On the other hand, if you look at the way both are structured, we need both if we want “No exceptions”.
In the statement: “And, on earth, peace, good will to men” the structure is on a horizontal timeline, generationally.
“Men” are mortal so peace and good will has to be structured generationally for this to be a “true” statement.
“And, on earth, peace to men of good will” is structured vertically as amplitude to the horizontal structure of the first statement: “And, on earth, peace, good will to men”.
Both statements together build a mass of energy that, when distributed, power is released, or the statements taken together is power in itself.
The mass is structured as an atom, with “men of good will” at the center and “good will” as the electron “circling” the nucleus of men of good will.
Of course “good will” is not really circling the nucleus, but the harmonic balance of how good will fits around men of “good will” (producing “peace on earth”) makes it seem like good will is circling, when in fact the result of both the electron and the nucleus create the structure so called “peace on earth”.
“Men”, all men, need good will to bring peace to themselves and on earth. “Good will”, then, just needs to be defined by discovering the rule-sets in the environment of both statements, and acting on the good will of all men (and women). Just a thought.
January 1st, 2012 at 8:49 pm
Certainly not! ; )
I’ve been prepping a long-ish response, because this sort of question fascinates and delights me, but will append it as a .pdf when I’m through with it.
The short answer is that for starters, the Latin phrase presumably originates in the Vetus Latina text of Luke 2.14 and is then found in the Vulgate, and derivatively in the “Gloria” of the Latin Mass, so we have at least two languages to consider, Latin and Greek — always assuming we don’t want to try to backtrack to an original Aramaic version.
Of these two, the Greek would be primary on the face of it, and it has two alternative readings, eirene ev anthropois eudokias and eirene ev anthropois eudokia, with the preponderance of translators and commentators preferring the former reading, which gives us fairly literally “on earth peace among men of his favor”.

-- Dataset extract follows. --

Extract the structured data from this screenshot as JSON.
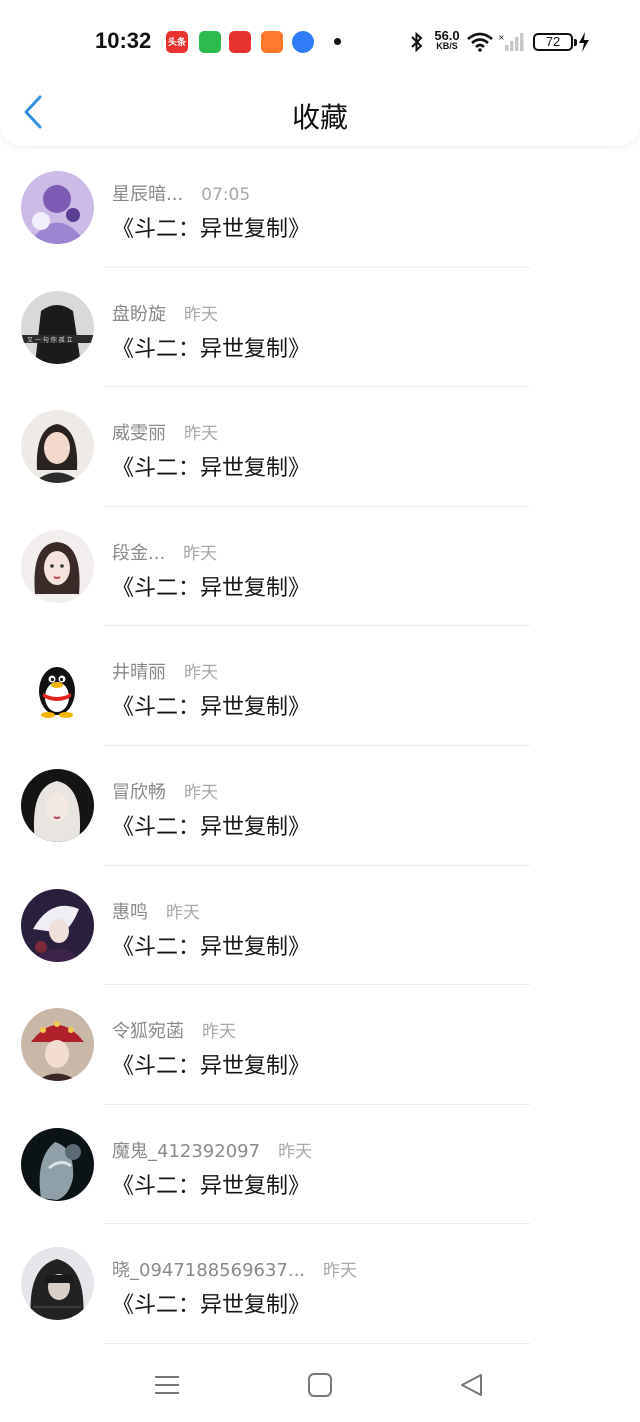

Directly responding to your question of the two versions, the United Bible Societies’ Translator’s Handbook on the Gospel of Luke comments (p. 117):

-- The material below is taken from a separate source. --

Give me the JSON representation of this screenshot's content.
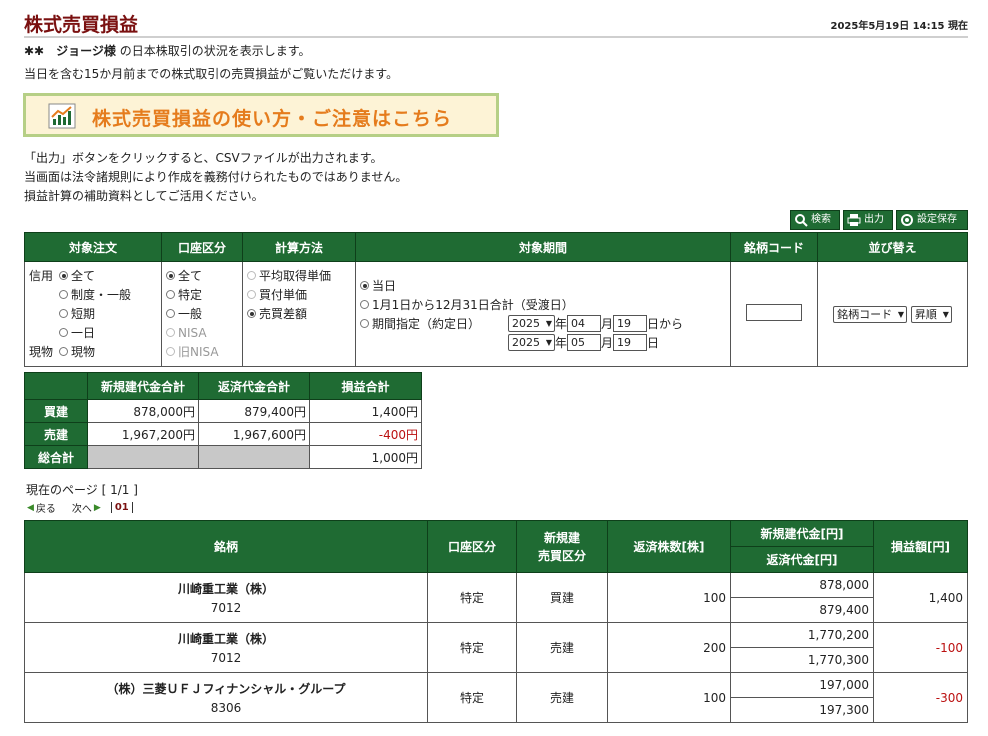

January 1st, 2012 at 9:21 pm
I don’t think your comment responds to the linguistic facts as I’ll be setting them forth in my upcoming longer response to Cheryl — but the speculation about horizontal and vertical readings (and what happens when we read them “synoptically” or “synchronically”) is very interesting.
Do you happen to know Northrop Frye’s work on synchronic reading?

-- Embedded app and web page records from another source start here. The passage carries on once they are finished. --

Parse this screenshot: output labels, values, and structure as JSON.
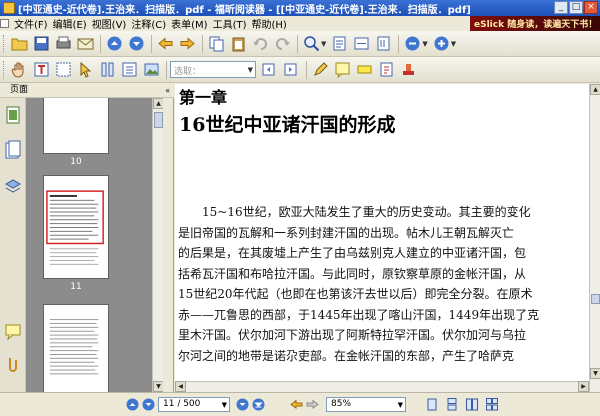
{
  "window": {
    "title": "[中亚通史-近代卷].王治来．扫描版．pdf - 福昕阅读器 - [[中亚通史-近代卷].王治来．扫描版．pdf]",
    "controls": [
      "_",
      "□",
      "×"
    ]
  },
  "menu": {
    "items": [
      "文件(F)",
      "编辑(E)",
      "视图(V)",
      "注释(C)",
      "表单(M)",
      "工具(T)",
      "帮助(H)"
    ],
    "brand": "eSlick 随身读，读遍天下书！"
  },
  "toolbar2": {
    "select_placeholder": "选取："
  },
  "sidebar": {
    "header": "页面",
    "collapse_glyph": "«",
    "thumbnails": [
      {
        "label": "10"
      },
      {
        "label": "11"
      },
      {
        "label": ""
      }
    ]
  },
  "document": {
    "chapter": "第一章",
    "title": "16世纪中亚诸汗国的形成",
    "lines": [
      "　　15~16世纪，欧亚大陆发生了重大的历史变动。其主要的变化",
      "是旧帝国的瓦解和一系列封建汗国的出现。帖木儿王朝瓦解灭亡",
      "的后果是，在其废墟上产生了由乌兹别克人建立的中亚诸汗国，包",
      "括希瓦汗国和布哈拉汗国。与此同时，原钦察草原的金帐汗国，从",
      "15世纪20年代起（也即在也第该汗去世以后）即完全分裂。在原术",
      "赤——兀鲁思的西部，于1445年出现了喀山汗国，1449年出现了克",
      "里木汗国。伏尔加河下游出现了阿斯特拉罕汗国。伏尔加河与乌拉",
      "尔河之间的地带是诺尕吏部。在金帐汗国的东部，产生了哈萨克"
    ]
  },
  "statusbar": {
    "page_value": "11 / 500",
    "zoom_value": "85%"
  },
  "colors": {
    "titlebar": "#1c4fb8",
    "accent_blue": "#3f77d0",
    "thumb_panel": "#8c8c8c",
    "highlight_red": "#d32020"
  }
}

January 2nd, 2012 at 7:03 pm
Hi Charles, I think you are correct in stating my comment doesn’t respond to the linguistic facts you were looking for. I am thinking that I was really interested more in form than the content, you and Cheryl were more interested in content than form.
Or perhaps it is more accurate to say that you were using form to highlight the content, and I was using, at least trying to use, content to highlight form. I will be interested in reading your longer response to Cheryl, as content is something I lack in.
I do not know Frye’s work on synchronic reading except what I just read on Wikipedia. “Frye uses the terms ‘centripetal’ and ‘centrifugal’ to describe his critical method.”
Mostly what I see when I read the two sentences is math, and the math, to me, doesn’t flow outward or inward, and it is not so much the order of the words, but the direction of the force (content) of those words.
I think his idea of centripetal is the correct one, but centripetal is a center-seeking force that is present when one force vector “turns” around another force vector that can be called a center of gravity. Another way to think of this is horizontal and vertical reading.
I don’t think there is any centrifugal force involved here, but I am just thinking physics and not literature.
The only way this math happens is if both forces are perpendicular to each other, and that is the structure I was looking at.
I am thinking that one force being synoptically as a center of gravity and the other synchronically moving around the center in a moment-of-time to the center’s space. But then both forces are also perpendicular to each other as content over time.